Laughter has been warming the hearts and frostbitten hands of holidaymakers at the ski resort of Arosa.
Now in its 11th year, the Arosa Humour Festival is once again proving that holidaying in the Swiss Alps can be a laughing matter.
At around 2,000 metres above sea level, the snow-bound resort is one of the more unlikely places to find a bunch of comedians pitching their gags.
The audience was told to check in their skis at the door of the circus tent set up directly on Arosa's ski slopes and prepare for the unexpected.
Everyone fell silent as soon as the American performer Peter Shub took the stage and sat at a piano.
Arrestingly dressed in a trench coat and tight-fitting hat, it soon became clear that Shub was neither going to play a note nor say a word - he is a mime artist.
Confronted with such a dilemma, it was left to Shub's minimalist facial expressions to bring the house down.
Shub is one of about 40 acts from eight different countries who have been entertaining the crowds this week in Arosa.
The six-legged act, "Florin and Cato", proved dogs can count and that vaudeville is still very much alive.
As Florin held up sums on a blackboard, his trusty canine sidekick, Cato, barked out the answers, much to the audience's bemusement and amusement.
Then British jazz singer, Earl Okin, asked the audience to join him for a "one-night stand".
Armed with only an acoustic guitar and a repertoire of old silky-smooth jazz numbers, the dapper-dressed gentleman delved deep into the world of double entendres.
Okin soon had the crowd joining him in a humorous number replete with sexual innuendo (see audio link). It was proof that not only does sex sell, but laughter knows no bounds or language barriers.
"This festival is unique because it takes place in the mountains at 2,000 metres above sea level," says one of the organisers, Martin Vincenz. "People can come and enjoy a show after a day of skiing. That's quite special."
Vincenz says the festival is a big draw. It attracts 7,000 people to the resort at a time when the winter season is just beginning and the hotels are normally empty. And it generates a lot of publicity for Arosa.

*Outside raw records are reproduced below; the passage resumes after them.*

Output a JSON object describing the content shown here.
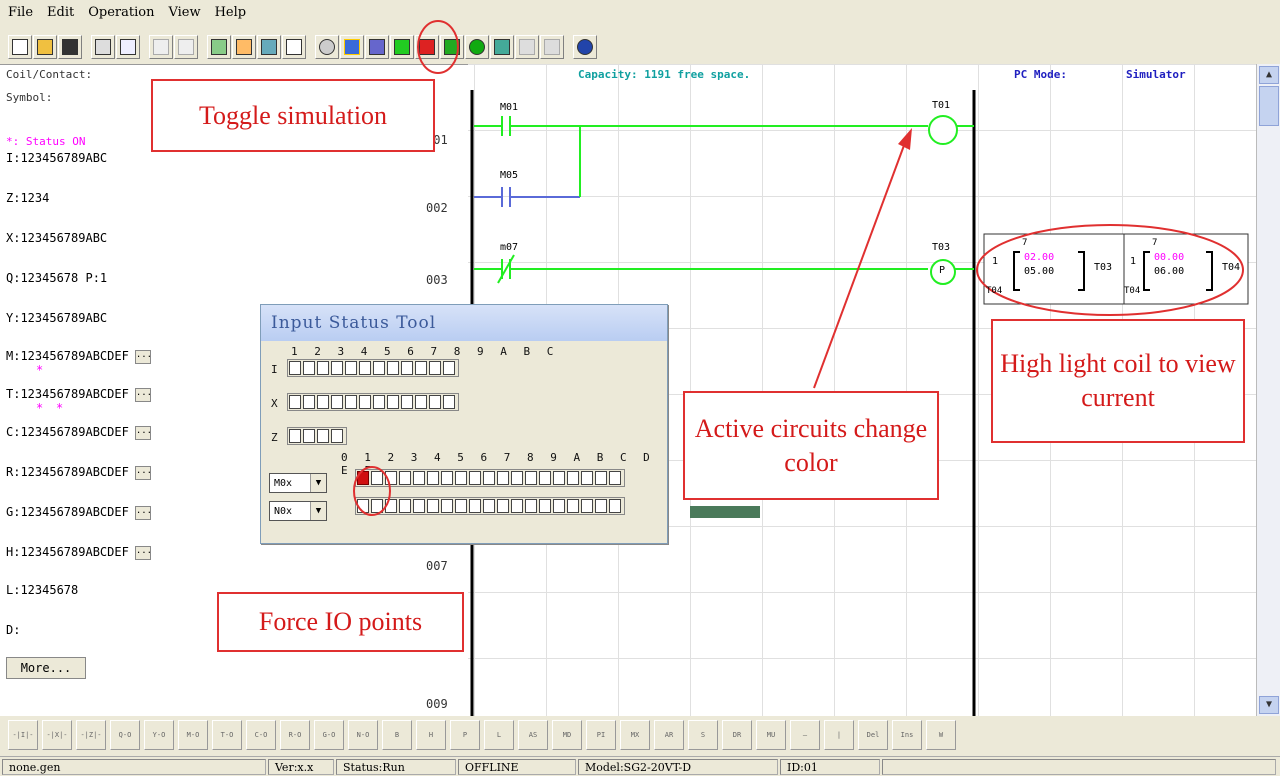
{
  "menu": [
    "File",
    "Edit",
    "Operation",
    "View",
    "Help"
  ],
  "info": {
    "coil_contact": "Coil/Contact:",
    "symbol": "Symbol:",
    "status_on": "*: Status ON",
    "capacity": "Capacity: 1191 free space.",
    "pc_mode_label": "PC Mode:",
    "pc_mode_value": "Simulator"
  },
  "left_lines": {
    "I": "I:123456789ABC",
    "Z": "Z:1234",
    "X": "X:123456789ABC",
    "Q": "Q:12345678 P:1",
    "Y": "Y:123456789ABC",
    "M": "M:123456789ABCDEF",
    "T": "T:123456789ABCDEF",
    "C": "C:123456789ABCDEF",
    "R": "R:123456789ABCDEF",
    "G": "G:123456789ABCDEF",
    "H": "H:123456789ABCDEF",
    "L": "L:12345678",
    "D": "D:",
    "more": "More..."
  },
  "row_numbers": [
    "001",
    "002",
    "003",
    "007",
    "009"
  ],
  "ladder": {
    "c1": "M01",
    "c2": "M05",
    "c3": "m07",
    "coil1": "T01",
    "coil2": "T03",
    "coil2_mark": "P",
    "timer": {
      "left_prefix": "1",
      "left_top": "7",
      "left_cur": "02.00",
      "left_set": "05.00",
      "left_name": "T03",
      "left_foot": "T04",
      "right_prefix": "1",
      "right_top": "7",
      "right_cur": "00.00",
      "right_set": "06.00",
      "right_name": "T04",
      "right_foot": "T04"
    }
  },
  "dialog": {
    "title": "Input Status Tool",
    "header_i": "1 2 3 4 5 6 7 8 9 A B C",
    "lbl_i": "I",
    "lbl_x": "X",
    "lbl_z": "Z",
    "header_m": "0 1 2 3 4 5 6 7 8 9 A B C D E F",
    "sel_m": "M0x",
    "sel_n": "N0x"
  },
  "callouts": {
    "toggle": "Toggle simulation",
    "active": "Active  circuits change color",
    "highlight": "High  light  coil to view current",
    "force": "Force IO points"
  },
  "status": {
    "file": "none.gen",
    "ver": "Ver:x.x",
    "run": "Status:Run",
    "conn": "OFFLINE",
    "model": "Model:SG2-20VT-D",
    "id": "ID:01"
  },
  "colors": {
    "energized": "#22ee22",
    "inactive": "#5a6ad8",
    "annotation": "#e03030",
    "current_value": "#ff00ff"
  }
}
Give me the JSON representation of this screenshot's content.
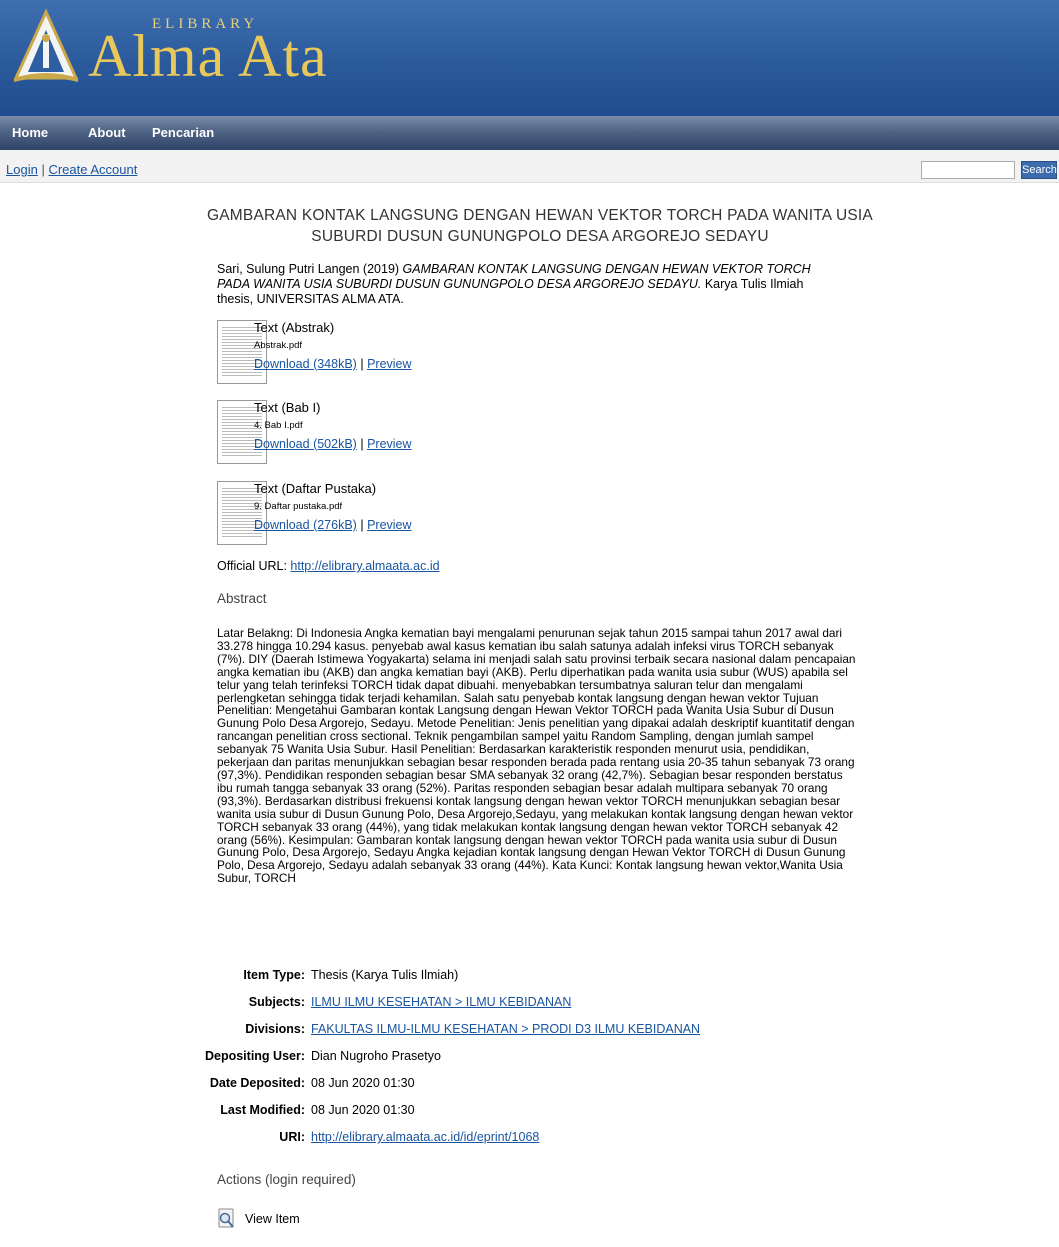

"It's the most important event in Arosa," he says. "Since this is such a high altitude resort, we have lots of snow before many other resorts and the festival is a great way of getting people to talk about Arosa at the start of the winter season."
There are few taboos at this year's festival. Clown Leo Bassi will perform his new improvisational act, "The 12th of September", on closing night.
Bassi says it is his way of expressing frustration and anger over American arrogance in the aftermath of September 11 and the ensuing "war against terrorism".
swissinfo, Dale Bechtel
Arosa Humour Festival
The festival takes place over ten days and closes on December 15.
It features around 40 different acts from eight different countries.
Performances take place in a circus tent set up on the slopes and in the resort's casino.
Arosa is one of the highest ski resorts in the Swiss Alps at around 2,000 metres above sea level.